**YOUR INSTRUCTIONS:** Exact repetition is the task: copy every entry below.

**MATERIAL PROVIDED:**
================================

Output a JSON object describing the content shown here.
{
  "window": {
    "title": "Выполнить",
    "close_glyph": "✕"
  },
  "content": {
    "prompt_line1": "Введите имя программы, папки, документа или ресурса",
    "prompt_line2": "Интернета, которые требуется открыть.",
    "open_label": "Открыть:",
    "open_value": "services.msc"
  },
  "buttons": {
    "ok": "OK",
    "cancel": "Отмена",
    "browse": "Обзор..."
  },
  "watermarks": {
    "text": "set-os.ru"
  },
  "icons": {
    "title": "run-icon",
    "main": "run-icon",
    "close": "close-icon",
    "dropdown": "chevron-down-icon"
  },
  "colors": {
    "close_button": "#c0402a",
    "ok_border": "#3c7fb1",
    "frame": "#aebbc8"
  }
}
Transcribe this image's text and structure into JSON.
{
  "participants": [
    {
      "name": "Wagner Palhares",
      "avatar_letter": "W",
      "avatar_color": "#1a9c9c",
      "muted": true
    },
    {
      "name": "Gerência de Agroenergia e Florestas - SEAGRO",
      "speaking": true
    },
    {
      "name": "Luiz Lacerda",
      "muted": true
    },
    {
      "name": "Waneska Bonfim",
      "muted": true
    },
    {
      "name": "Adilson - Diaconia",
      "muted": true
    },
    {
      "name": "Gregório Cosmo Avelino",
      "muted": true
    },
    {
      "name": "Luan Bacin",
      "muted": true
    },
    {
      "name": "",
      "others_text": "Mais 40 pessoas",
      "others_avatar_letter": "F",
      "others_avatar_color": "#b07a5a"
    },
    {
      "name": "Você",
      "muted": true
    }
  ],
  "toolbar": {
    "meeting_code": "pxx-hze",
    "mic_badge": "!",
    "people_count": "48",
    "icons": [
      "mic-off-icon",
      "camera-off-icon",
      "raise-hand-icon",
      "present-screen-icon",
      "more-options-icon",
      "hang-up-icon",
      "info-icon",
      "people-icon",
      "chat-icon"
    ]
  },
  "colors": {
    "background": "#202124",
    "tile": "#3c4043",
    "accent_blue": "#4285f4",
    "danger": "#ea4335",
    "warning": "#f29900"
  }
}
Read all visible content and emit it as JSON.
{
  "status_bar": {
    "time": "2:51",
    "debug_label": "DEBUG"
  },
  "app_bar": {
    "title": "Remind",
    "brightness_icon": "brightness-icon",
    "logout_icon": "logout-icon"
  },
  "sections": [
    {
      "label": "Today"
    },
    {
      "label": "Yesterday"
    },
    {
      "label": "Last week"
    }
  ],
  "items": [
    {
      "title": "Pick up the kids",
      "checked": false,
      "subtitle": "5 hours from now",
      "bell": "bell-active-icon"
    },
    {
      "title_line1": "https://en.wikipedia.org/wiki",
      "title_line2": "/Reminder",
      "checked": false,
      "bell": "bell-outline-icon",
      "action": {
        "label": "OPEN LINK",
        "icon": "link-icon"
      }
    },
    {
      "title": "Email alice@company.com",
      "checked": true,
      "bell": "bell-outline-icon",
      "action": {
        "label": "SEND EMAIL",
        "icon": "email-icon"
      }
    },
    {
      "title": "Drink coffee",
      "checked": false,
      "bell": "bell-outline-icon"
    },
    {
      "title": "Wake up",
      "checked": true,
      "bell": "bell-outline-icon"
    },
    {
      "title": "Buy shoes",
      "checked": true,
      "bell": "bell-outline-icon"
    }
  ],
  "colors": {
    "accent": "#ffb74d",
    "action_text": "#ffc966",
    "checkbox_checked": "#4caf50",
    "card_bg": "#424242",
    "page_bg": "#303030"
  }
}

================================

**EXPECTED ANSWER:**
Output a JSON object describing the content shown here.
{
  "window": {
    "title": "Выполнить",
    "close_glyph": "✕"
  },
  "content": {
    "prompt_line1": "Введите имя программы, папки, документа или ресурса",
    "prompt_line2": "Интернета, которые требуется открыть.",
    "open_label": "Открыть:",
    "open_value": "services.msc"
  },
  "buttons": {
    "ok": "OK",
    "cancel": "Отмена",
    "browse": "Обзор..."
  },
  "watermarks": {
    "text": "set-os.ru"
  },
  "icons": {
    "title": "run-icon",
    "main": "run-icon",
    "close": "close-icon",
    "dropdown": "chevron-down-icon"
  },
  "colors": {
    "close_button": "#c0402a",
    "ok_border": "#3c7fb1",
    "frame": "#aebbc8"
  }
}
Transcribe this image's text and structure into JSON.
{
  "participants": [
    {
      "name": "Wagner Palhares",
      "avatar_letter": "W",
      "avatar_color": "#1a9c9c",
      "muted": true
    },
    {
      "name": "Gerência de Agroenergia e Florestas - SEAGRO",
      "speaking": true
    },
    {
      "name": "Luiz Lacerda",
      "muted": true
    },
    {
      "name": "Waneska Bonfim",
      "muted": true
    },
    {
      "name": "Adilson - Diaconia",
      "muted": true
    },
    {
      "name": "Gregório Cosmo Avelino",
      "muted": true
    },
    {
      "name": "Luan Bacin",
      "muted": true
    },
    {
      "name": "",
      "others_text": "Mais 40 pessoas",
      "others_avatar_letter": "F",
      "others_avatar_color": "#b07a5a"
    },
    {
      "name": "Você",
      "muted": true
    }
  ],
  "toolbar": {
    "meeting_code": "pxx-hze",
    "mic_badge": "!",
    "people_count": "48",
    "icons": [
      "mic-off-icon",
      "camera-off-icon",
      "raise-hand-icon",
      "present-screen-icon",
      "more-options-icon",
      "hang-up-icon",
      "info-icon",
      "people-icon",
      "chat-icon"
    ]
  },
  "colors": {
    "background": "#202124",
    "tile": "#3c4043",
    "accent_blue": "#4285f4",
    "danger": "#ea4335",
    "warning": "#f29900"
  }
}
Read all visible content and emit it as JSON.
{
  "status_bar": {
    "time": "2:51",
    "debug_label": "DEBUG"
  },
  "app_bar": {
    "title": "Remind",
    "brightness_icon": "brightness-icon",
    "logout_icon": "logout-icon"
  },
  "sections": [
    {
      "label": "Today"
    },
    {
      "label": "Yesterday"
    },
    {
      "label": "Last week"
    }
  ],
  "items": [
    {
      "title": "Pick up the kids",
      "checked": false,
      "subtitle": "5 hours from now",
      "bell": "bell-active-icon"
    },
    {
      "title_line1": "https://en.wikipedia.org/wiki",
      "title_line2": "/Reminder",
      "checked": false,
      "bell": "bell-outline-icon",
      "action": {
        "label": "OPEN LINK",
        "icon": "link-icon"
      }
    },
    {
      "title": "Email alice@company.com",
      "checked": true,
      "bell": "bell-outline-icon",
      "action": {
        "label": "SEND EMAIL",
        "icon": "email-icon"
      }
    },
    {
      "title": "Drink coffee",
      "checked": false,
      "bell": "bell-outline-icon"
    },
    {
      "title": "Wake up",
      "checked": true,
      "bell": "bell-outline-icon"
    },
    {
      "title": "Buy shoes",
      "checked": true,
      "bell": "bell-outline-icon"
    }
  ],
  "colors": {
    "accent": "#ffb74d",
    "action_text": "#ffc966",
    "checkbox_checked": "#4caf50",
    "card_bg": "#424242",
    "page_bg": "#303030"
  }
}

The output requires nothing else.